• ACTIVITY: Scan each line of the records for the word "account" and extract the ones that have it.

****************************************

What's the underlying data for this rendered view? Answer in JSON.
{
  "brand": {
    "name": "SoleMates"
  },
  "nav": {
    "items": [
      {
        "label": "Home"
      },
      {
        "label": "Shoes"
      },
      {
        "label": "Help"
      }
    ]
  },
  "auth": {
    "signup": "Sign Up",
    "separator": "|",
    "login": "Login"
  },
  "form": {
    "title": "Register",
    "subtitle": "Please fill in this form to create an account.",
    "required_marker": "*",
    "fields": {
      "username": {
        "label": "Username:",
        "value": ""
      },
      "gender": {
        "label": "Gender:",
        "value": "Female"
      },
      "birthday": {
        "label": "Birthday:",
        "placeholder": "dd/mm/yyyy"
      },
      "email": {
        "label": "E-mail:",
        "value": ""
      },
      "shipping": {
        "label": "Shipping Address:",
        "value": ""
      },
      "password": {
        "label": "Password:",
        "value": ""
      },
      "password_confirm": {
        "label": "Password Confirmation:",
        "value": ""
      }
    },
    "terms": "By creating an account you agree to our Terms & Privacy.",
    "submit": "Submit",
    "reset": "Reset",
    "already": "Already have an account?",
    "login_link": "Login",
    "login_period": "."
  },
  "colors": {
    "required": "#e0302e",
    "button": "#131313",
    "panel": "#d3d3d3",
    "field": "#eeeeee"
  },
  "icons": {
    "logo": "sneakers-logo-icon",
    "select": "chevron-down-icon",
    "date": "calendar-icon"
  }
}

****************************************

• WRITTEN REPLY:
    "subtitle": "Please fill in this form to create an account.",
    "terms": "By creating an account you agree to our Terms & Privacy.",
    "already": "Already have an account?",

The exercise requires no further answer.